I have used Speedplay pedals for 19 years now, and I love them. I would also recommend that most beginners avoid them.
This Cyclingtips article appears to back me up. Speedplays have small bearings, and they need to be serviced with a grease gun annually. This can be a little messy, as the old dirty grease will get pushed out on the inside of the pedal. Separately, the cleats need to be lubricated periodically, perhaps monthly.
Furthermore, the cleats need to mount flat to your shoes, and I have had some issues getting the base plate completely flat on some shoes despite using the manufacturer-specified shims. (NB: this varies by shoe, and most users shouldn't encounter this issue, but I doubt any SPD or Look user encounters this issue at all.) Speedplay cleats may also be more vulnerable to fouling by dirt, which can affect you if you step in mud, sand, etc.
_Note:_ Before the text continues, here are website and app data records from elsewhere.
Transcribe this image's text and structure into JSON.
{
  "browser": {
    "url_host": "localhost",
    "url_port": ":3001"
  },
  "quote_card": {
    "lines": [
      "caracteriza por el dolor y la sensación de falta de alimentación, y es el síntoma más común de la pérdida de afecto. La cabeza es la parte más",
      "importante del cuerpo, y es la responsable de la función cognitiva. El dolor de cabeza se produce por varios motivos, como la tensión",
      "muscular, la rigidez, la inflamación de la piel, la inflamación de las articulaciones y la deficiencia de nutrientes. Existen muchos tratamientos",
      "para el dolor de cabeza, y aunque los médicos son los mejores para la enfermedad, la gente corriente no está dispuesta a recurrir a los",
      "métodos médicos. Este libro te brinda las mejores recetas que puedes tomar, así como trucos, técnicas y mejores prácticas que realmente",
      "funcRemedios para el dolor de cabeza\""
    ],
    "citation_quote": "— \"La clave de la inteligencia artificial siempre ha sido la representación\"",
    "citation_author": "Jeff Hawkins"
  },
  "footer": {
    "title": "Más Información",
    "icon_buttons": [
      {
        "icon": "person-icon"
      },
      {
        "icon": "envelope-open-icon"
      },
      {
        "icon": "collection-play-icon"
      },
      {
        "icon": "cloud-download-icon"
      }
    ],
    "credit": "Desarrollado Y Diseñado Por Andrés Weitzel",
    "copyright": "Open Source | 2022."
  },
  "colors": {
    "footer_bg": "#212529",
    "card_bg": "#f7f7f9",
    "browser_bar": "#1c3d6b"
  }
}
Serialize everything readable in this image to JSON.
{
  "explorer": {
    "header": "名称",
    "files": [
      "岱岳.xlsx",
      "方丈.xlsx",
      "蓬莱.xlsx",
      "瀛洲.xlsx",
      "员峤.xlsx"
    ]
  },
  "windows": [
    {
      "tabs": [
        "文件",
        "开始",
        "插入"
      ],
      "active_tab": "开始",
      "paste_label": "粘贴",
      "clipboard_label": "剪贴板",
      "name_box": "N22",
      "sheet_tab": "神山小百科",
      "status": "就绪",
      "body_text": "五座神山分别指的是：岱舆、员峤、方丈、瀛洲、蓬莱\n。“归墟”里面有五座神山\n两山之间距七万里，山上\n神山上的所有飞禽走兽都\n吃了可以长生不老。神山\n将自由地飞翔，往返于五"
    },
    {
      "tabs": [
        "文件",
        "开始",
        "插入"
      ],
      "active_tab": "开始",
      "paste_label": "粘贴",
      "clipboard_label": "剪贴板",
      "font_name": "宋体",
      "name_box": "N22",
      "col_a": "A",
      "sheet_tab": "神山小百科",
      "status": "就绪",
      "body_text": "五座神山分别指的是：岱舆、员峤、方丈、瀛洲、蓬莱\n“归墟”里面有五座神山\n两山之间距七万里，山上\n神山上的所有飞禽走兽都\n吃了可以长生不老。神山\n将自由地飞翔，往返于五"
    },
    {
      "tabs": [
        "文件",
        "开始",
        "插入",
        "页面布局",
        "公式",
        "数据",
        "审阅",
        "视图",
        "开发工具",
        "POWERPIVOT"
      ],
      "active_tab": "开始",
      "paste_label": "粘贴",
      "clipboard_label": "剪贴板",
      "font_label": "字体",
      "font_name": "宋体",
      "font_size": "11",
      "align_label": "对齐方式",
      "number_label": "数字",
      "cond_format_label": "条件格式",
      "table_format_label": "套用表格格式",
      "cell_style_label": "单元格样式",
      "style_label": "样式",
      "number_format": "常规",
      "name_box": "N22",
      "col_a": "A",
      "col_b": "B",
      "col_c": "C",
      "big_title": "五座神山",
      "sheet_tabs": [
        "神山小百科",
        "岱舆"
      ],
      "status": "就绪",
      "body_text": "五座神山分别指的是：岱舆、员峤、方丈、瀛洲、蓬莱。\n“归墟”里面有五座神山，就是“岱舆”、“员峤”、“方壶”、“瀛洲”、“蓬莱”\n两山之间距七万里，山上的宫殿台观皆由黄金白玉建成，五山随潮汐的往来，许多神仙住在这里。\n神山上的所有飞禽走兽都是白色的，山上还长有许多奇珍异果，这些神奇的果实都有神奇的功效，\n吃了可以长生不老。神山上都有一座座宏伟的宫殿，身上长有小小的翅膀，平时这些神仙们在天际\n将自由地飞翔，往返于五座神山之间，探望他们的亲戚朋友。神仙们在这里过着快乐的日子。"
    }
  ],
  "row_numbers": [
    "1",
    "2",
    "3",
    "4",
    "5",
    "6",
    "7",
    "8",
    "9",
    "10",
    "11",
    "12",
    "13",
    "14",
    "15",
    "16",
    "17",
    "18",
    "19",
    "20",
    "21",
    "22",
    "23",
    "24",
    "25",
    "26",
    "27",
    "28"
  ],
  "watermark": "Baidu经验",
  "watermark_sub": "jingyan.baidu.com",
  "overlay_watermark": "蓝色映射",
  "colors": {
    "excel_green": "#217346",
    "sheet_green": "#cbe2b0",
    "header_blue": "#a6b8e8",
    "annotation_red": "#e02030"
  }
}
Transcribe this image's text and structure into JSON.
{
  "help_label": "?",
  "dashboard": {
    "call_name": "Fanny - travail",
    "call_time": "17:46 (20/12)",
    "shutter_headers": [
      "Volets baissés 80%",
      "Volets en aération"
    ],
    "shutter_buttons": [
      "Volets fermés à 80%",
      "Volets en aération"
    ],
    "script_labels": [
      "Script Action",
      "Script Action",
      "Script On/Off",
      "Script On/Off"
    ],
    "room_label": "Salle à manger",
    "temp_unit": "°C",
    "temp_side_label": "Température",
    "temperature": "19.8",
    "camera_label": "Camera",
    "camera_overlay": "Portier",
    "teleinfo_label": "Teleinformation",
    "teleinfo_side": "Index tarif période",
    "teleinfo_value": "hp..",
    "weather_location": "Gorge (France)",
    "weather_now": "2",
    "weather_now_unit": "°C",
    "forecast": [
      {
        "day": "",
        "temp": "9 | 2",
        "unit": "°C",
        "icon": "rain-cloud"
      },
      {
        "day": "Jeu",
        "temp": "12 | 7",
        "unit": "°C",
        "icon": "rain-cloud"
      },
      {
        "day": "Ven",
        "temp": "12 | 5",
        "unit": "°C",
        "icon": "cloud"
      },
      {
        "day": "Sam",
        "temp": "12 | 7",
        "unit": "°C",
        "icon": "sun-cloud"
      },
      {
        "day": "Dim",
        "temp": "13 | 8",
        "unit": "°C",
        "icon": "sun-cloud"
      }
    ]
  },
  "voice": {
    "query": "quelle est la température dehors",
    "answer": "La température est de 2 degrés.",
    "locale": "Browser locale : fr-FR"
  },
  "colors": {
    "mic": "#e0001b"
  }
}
I bother with Speedplay because you can adjust the Q-factor using the cleat mounting screws, and if that’s not sufficient, multiple axle lengths are available for further adjustment. Also, some reviewers like Josh Poertner of Silca have suggested that being smaller, they are slightly more aerodynamic than other pedal systems. Neither advantage is essential for all users. The aerodynamic difference is measurable but slight; consider that professional road cyclists would probably switch en masse if it were a large difference. At the time of writing, Speedplay sponsored two World Tour-level (i.e. top tier) road cycling teams and several second-tier teams, plus a few individual road cyclists (including former professionals). However, Dan Empfield of Slowtwitch.com documents that Speedplays are very popular among top-level triathletes. He also explains the benefits of the pedal in some detail here.